=== Begin Enclosure ===

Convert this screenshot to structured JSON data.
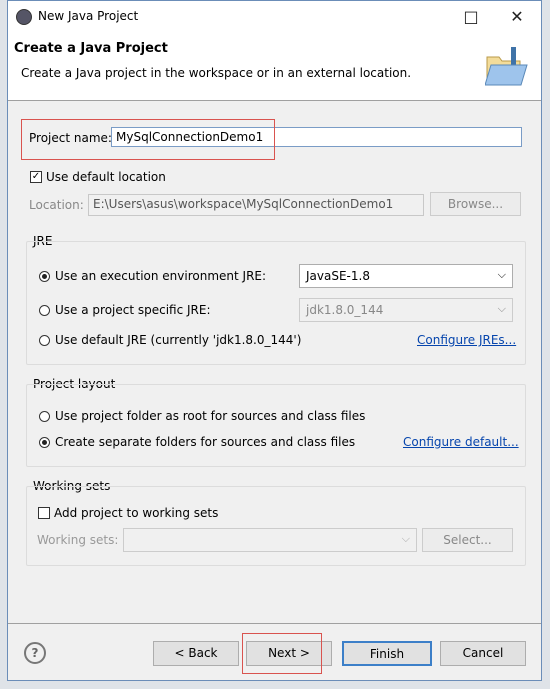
{
  "window": {
    "title": "New Java Project",
    "maximize_icon": "□",
    "close_icon": "✕"
  },
  "banner": {
    "title": "Create a Java Project",
    "description": "Create a Java project in the workspace or in an external location."
  },
  "project_name": {
    "label": "Project name:",
    "value": "MySqlConnectionDemo1"
  },
  "location": {
    "use_default_label": "Use default location",
    "use_default_checked": true,
    "label": "Location:",
    "value": "E:\\Users\\asus\\workspace\\MySqlConnectionDemo1",
    "browse": "Browse..."
  },
  "jre": {
    "title": "JRE",
    "option_env": "Use an execution environment JRE:",
    "env_value": "JavaSE-1.8",
    "option_specific": "Use a project specific JRE:",
    "specific_value": "jdk1.8.0_144",
    "option_default": "Use default JRE (currently 'jdk1.8.0_144')",
    "configure_link": "Configure JREs...",
    "selected": "env"
  },
  "layout": {
    "title": "Project layout",
    "option_root": "Use project folder as root for sources and class files",
    "option_separate": "Create separate folders for sources and class files",
    "configure_link": "Configure default...",
    "selected": "separate"
  },
  "working_sets": {
    "title": "Working sets",
    "add_label": "Add project to working sets",
    "add_checked": false,
    "label": "Working sets:",
    "value": "",
    "select": "Select..."
  },
  "buttons": {
    "help": "?",
    "back": "< Back",
    "next": "Next >",
    "finish": "Finish",
    "cancel": "Cancel"
  }
}
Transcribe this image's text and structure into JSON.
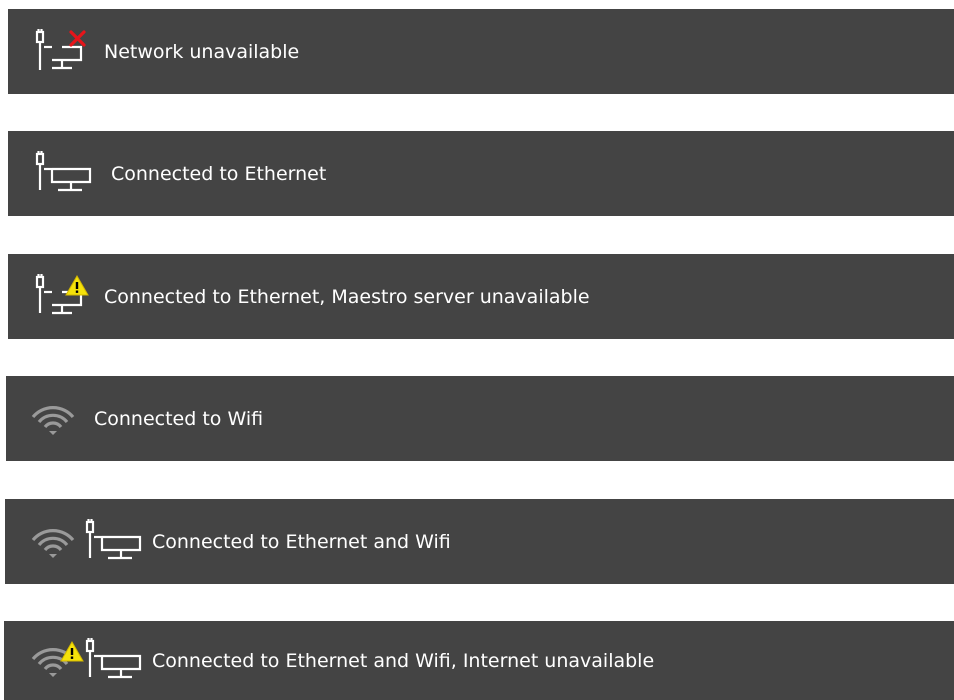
{
  "colors": {
    "bar_background": "#444444",
    "text": "#ffffff",
    "icon_primary": "#ffffff",
    "wifi_icon": "#9a9a9a",
    "error_badge": "#e8141a",
    "warning_badge": "#f5e20a"
  },
  "rows": [
    {
      "label": "Network unavailable",
      "icons": [
        "ethernet-icon",
        "error-x-icon"
      ]
    },
    {
      "label": "Connected to Ethernet",
      "icons": [
        "ethernet-icon"
      ]
    },
    {
      "label": "Connected to Ethernet, Maestro server unavailable",
      "icons": [
        "ethernet-icon",
        "warning-icon"
      ]
    },
    {
      "label": "Connected to Wifi",
      "icons": [
        "wifi-icon"
      ]
    },
    {
      "label": "Connected to Ethernet and Wifi",
      "icons": [
        "wifi-icon",
        "ethernet-icon"
      ]
    },
    {
      "label": "Connected to Ethernet and Wifi, Internet unavailable",
      "icons": [
        "wifi-icon",
        "warning-icon",
        "ethernet-icon"
      ]
    }
  ]
}
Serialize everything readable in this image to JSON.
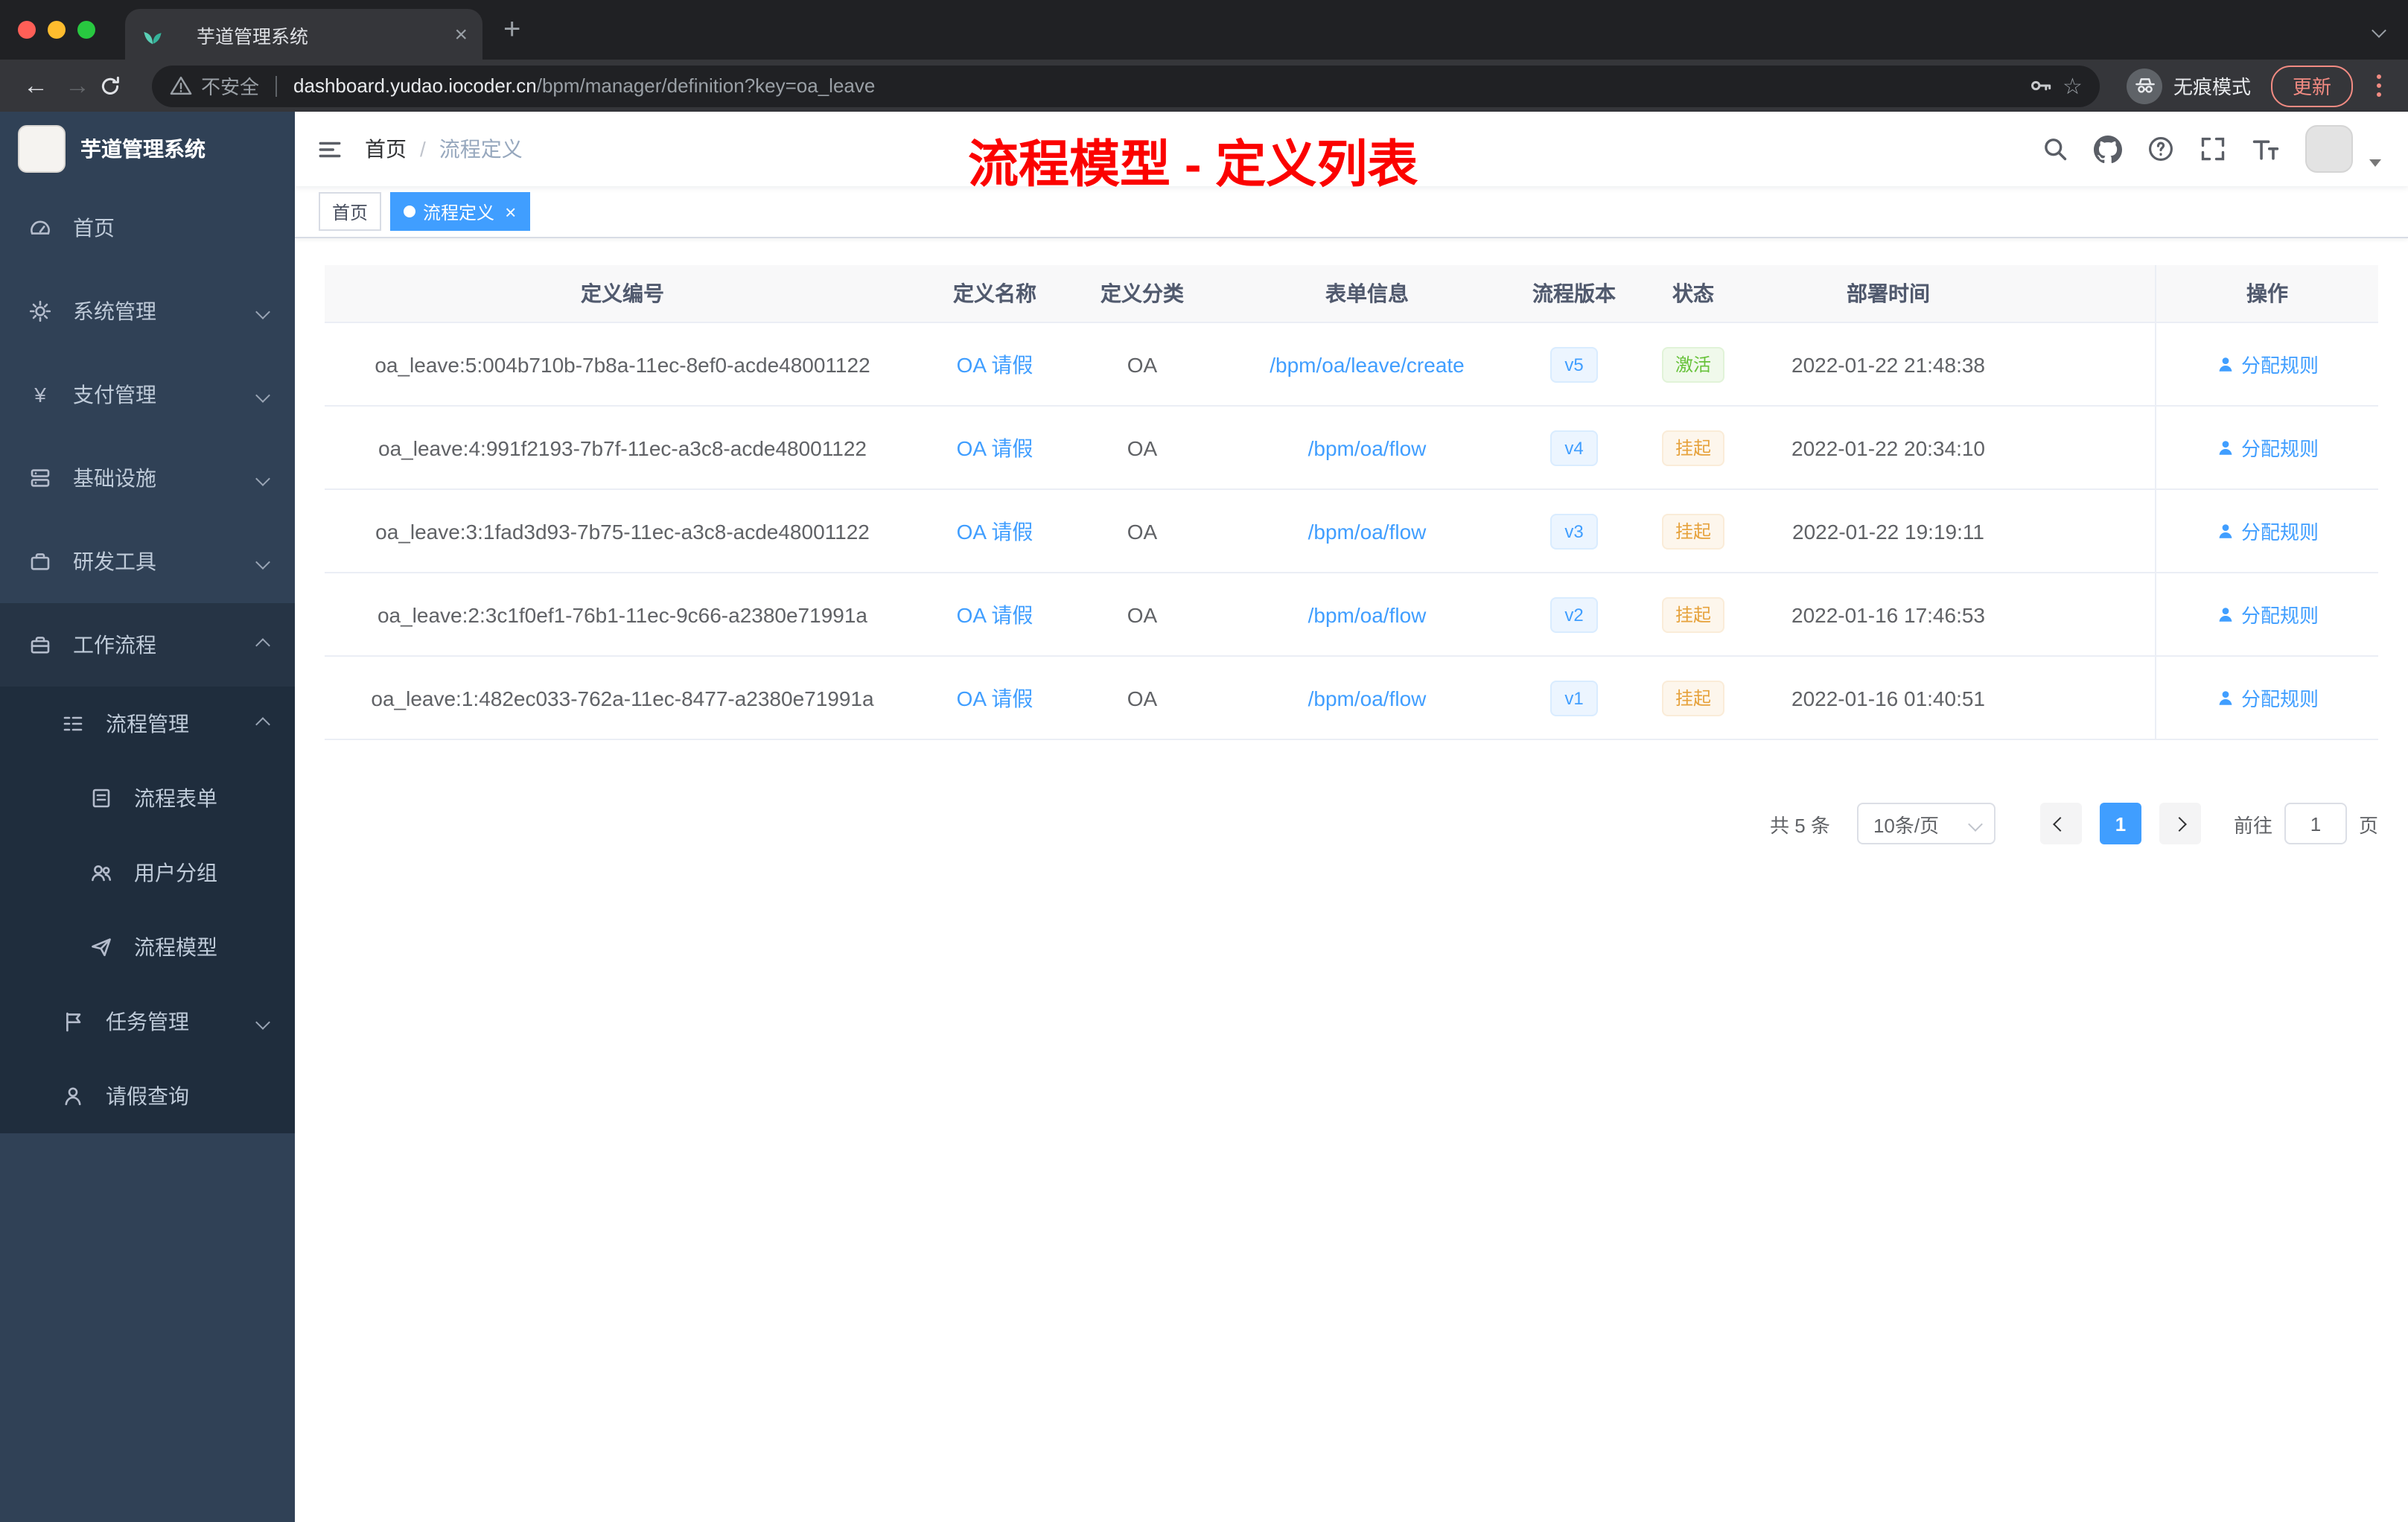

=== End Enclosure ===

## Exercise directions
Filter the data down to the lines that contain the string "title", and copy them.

## Finished task
    "title": "New Java Project",
    "title": "Create a Java Project",
    "title": "JRE",
    "title": "Project layout",
    "title": "Working sets",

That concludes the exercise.